Economists are pushing back their calls for the next Federal Reserve interest-rate hike in droves. Trouble overseas and uncertain economic conditions at home have helped move the median forecast to June from March.
Nearly 68 percent of economists say the Fed will next raise rates in June, according to a Bloomberg analysis of 53 firms that contribute forecasts. That compares with 30 percent in January, when a majority estimated the next increase would come at the March meeting.
Economists at Deutsche Bank Securities Inc. had the biggest revision in the Bloomberg survey, moving their call for the nearest hike to December after previously seeing an increase next month.
"Forget about March, forget about June," said Brett Ryan, a U.S. economist at Deutsche Bank in New York. Delivering semiannual testimony to Congress on Thursday, Chair Janet Yellen "made it clear that it's going to take some time for the Fed to be comfortable that this most recent bout of volatility isn't going to materially impact the economy," he said.
Standard Chartered Bank—which previously called for one rate hike in March followed by a cut in December—has removed its rate rise forecast entirely.
While "a lot has happened" since the Fed in December raised its benchmark federal funds rate for the first time in nearly a decade, Yellen told the Senate Banking Committee that she hasn't yet seen enough of a downturn to prompt the central bank to cut interest rates. Fed officials have said that economic data will guide future decisions.
Growth in the U.S. decelerated to a 0.7 percent annualized rate last quarter, as companies struggle with a slower global economy, the negative effect on exports from a stronger dollar and plunging oil prices that are pushing some firms to cut investment. The manufacturing sector has struggled for months, and data indicate the softness may be spreading to services industries, which make up about 90 percent of the economy.

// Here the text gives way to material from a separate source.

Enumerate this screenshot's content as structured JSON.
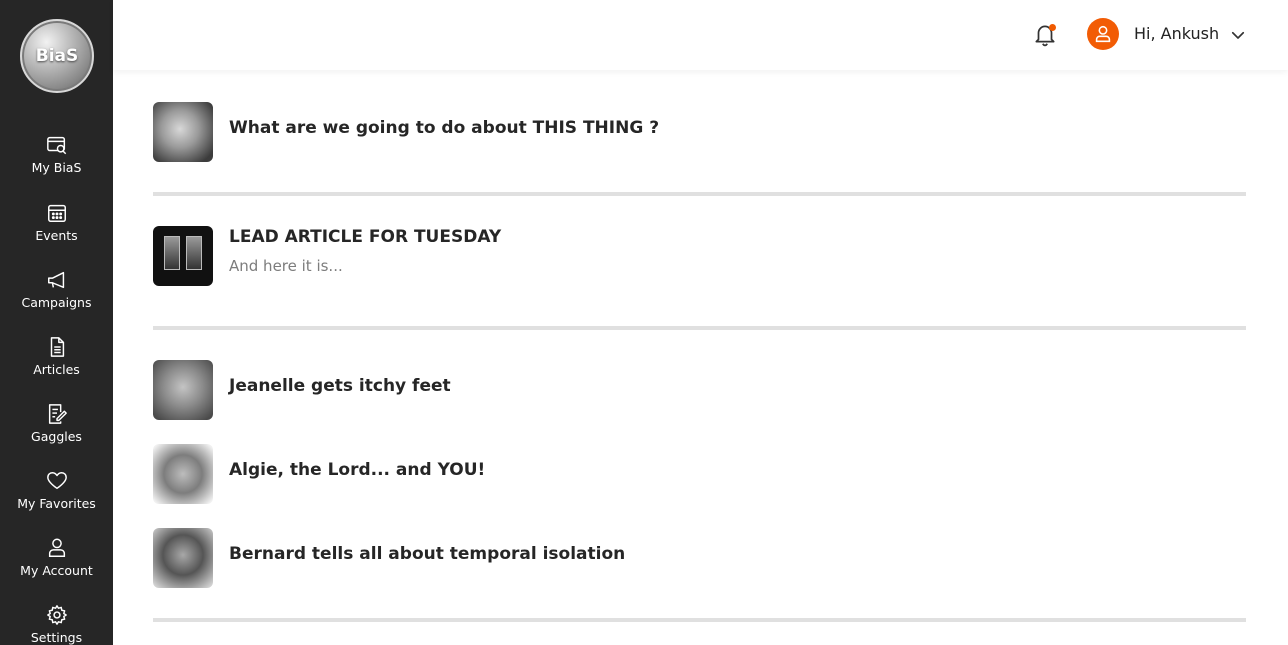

"Weakness in the manufacturing sector often spills over into the services sector," Deutsche Bank's Ryan said. Rate calls are being pushed back due to "a combination of a growing list of international concerns set to the backdrop of a U.S. fundamental picture that's really only standing on one leg, and that's the consumer."